Why? Why?? WHY???
Tracing career criminal through system to Phila. officer's death
By Larry King
Inquirer Staff Writer
By Nov. 10, Bucks County Court Judge David W. Heckler had endured enough of William Allan Foster, a junkie, career thief and scofflaw from Levittown.
Foster had failed to show in Doylestown that day for a series of probation violations that almost certainly would have landed him back in jail. Have him arrested, Heckler told Foster's probation officer, Ventura Vazquez-Acosta, an order reinforced by the officer's supervisor.
The arrest never happened. Seven days passed with no action taken, according to an investigative report compiled by county probation officials and released last week.
"According to Officer Vazquez-Acosta, a variety of issues including a holiday, training and miscellaneous duties prevented him from coordinating the arrest of William Foster over the next week," the report says.
By then, Philadelphia Police Sgt. Timothy Simpson was dead.
On the night of Nov. 17, police say, Foster, 41, was drunk and had just scored some heroin. Police were chasing him in the city's Juniata Park section when his speeding car broadsided Simpson's cruiser, killing the 20-year veteran.
Foster was wanted at the time on a New Jersey fugitive warrant for jumping parole, as well as on multiple warrants in Pennsylvania. Philadelphia police officials have angrily questioned why Foster was free at all.
Some answers are in a four-page timeline created at the behest of Heckler and Sean R. Ryan, Bucks County's chief adult probation and parole officer. It tracks the county's involvement with Foster from August 2007, when Hecker put him on probation.
Foster was arrested at least three times in recent months - twice in Bucks County, and at least once in Philadelphia - and released each time, the report says.
Two mistakes led to Foster's Aug. 11 release from the Bucks County prison, where he had spent four days after an arrest on theft charges in New Britain.
First, Vazquez-Acosta and his supervisor, Edward Chromiec, failed to review his file after being told Foster was in prison, the report says.
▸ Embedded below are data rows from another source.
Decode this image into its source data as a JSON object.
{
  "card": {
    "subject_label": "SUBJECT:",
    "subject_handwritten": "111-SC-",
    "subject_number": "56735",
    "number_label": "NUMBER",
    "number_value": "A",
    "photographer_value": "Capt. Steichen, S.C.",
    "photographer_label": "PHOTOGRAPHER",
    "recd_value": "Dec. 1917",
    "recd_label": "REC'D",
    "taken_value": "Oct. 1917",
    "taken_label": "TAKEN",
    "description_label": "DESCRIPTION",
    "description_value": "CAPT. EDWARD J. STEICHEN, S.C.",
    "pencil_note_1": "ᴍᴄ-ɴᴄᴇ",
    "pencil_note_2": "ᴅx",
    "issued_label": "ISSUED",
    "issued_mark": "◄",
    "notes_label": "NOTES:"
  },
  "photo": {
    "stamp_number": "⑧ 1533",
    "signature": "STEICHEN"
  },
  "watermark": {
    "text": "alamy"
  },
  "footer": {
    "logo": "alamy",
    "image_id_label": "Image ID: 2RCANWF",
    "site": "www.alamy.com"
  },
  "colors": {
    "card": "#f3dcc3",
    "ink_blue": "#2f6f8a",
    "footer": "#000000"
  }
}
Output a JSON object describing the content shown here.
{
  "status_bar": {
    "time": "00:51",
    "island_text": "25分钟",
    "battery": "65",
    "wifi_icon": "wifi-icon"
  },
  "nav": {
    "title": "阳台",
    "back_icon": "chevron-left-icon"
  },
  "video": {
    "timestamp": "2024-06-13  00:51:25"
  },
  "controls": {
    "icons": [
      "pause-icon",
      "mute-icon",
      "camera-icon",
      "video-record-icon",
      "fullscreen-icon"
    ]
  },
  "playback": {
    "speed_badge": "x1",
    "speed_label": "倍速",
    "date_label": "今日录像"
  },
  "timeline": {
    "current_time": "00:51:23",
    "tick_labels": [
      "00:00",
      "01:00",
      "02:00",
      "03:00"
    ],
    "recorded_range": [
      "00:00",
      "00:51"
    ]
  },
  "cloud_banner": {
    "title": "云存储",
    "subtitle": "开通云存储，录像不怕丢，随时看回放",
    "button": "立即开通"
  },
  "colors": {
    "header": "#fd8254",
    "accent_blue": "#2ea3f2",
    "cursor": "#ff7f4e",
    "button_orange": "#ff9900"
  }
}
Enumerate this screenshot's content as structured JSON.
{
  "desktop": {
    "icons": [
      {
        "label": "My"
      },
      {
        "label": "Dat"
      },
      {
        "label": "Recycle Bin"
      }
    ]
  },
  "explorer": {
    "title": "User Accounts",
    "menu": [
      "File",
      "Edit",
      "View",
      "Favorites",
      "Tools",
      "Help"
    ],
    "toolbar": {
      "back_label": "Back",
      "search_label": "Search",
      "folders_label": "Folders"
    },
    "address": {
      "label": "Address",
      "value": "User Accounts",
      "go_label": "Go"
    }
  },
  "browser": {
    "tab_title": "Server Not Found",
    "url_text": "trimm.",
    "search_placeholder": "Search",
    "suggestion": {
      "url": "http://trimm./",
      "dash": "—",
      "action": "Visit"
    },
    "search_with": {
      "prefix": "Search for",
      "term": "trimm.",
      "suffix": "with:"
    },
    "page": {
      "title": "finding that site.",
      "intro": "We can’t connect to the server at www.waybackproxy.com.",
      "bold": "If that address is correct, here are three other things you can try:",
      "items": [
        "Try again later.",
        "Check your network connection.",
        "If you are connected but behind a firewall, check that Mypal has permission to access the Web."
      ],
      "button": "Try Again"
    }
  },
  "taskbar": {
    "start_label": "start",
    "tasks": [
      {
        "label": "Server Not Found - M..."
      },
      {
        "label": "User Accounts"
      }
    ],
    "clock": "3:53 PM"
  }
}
Had they done so, a violation hearing before Heckler could have been scheduled.
Second, Magisterial District Justice Robert Gaffney erred by allowing bail on the New Jersey parole violation after Foster's Aug. 7 arrest, Heckler said in an interview.
A policy directive circulated to Bucks district justices in February 2007 instructs that out-of-state fugitives facing local charges be allowed bail on the local charges only. Once the local charges are addressed, the sheriff's department should start extradition proceedings, the policy says.
"I'm disappointed that we let this fellow slip through our fingers when we had him," Heckler said. "Bail should not have been set on the detainer, and our probation office should have picked up on the proposition that he was in the prison."
Ryan called his officers' errors "sloppy work." He said he has taken steps to ensure that when a probationer or parolee is jailed, his officers act immediately and document their actions by midday.
Heckler and Ryan were less critical of the failure to quickly arrest Foster last month for parole violations. Both said the lag was not unusual, given the massive workload of probation officers and Foster's reputation as a petty, nonviolent criminal.
"Given the low level of this offender . . . I was authorizing them to take him into custody," Heckler said. "It was not a direction for them to go out and find him immediately."
Ryan said that Bucks County's 46 probation officers are assigned to oversee more than 8,200 offenders. Vazquez-Acosta, he said, is one of just six intake officers required to interview every offender entering the system, as well as to prepare presentencing and pre-parole reports.
Rounding up nonviolent probation violators often is trumped by more pressing duties, Ryan said.
"We don't have an arrest unit waiting to detain people," Ryan said. "In a perfect world, this is sloppy work. But in the context of the workload, it is not unusual for these things to happen."
The TrekMedic seethes:
So, "business as usual" in a podunk, suburban county led to another senseless LODD??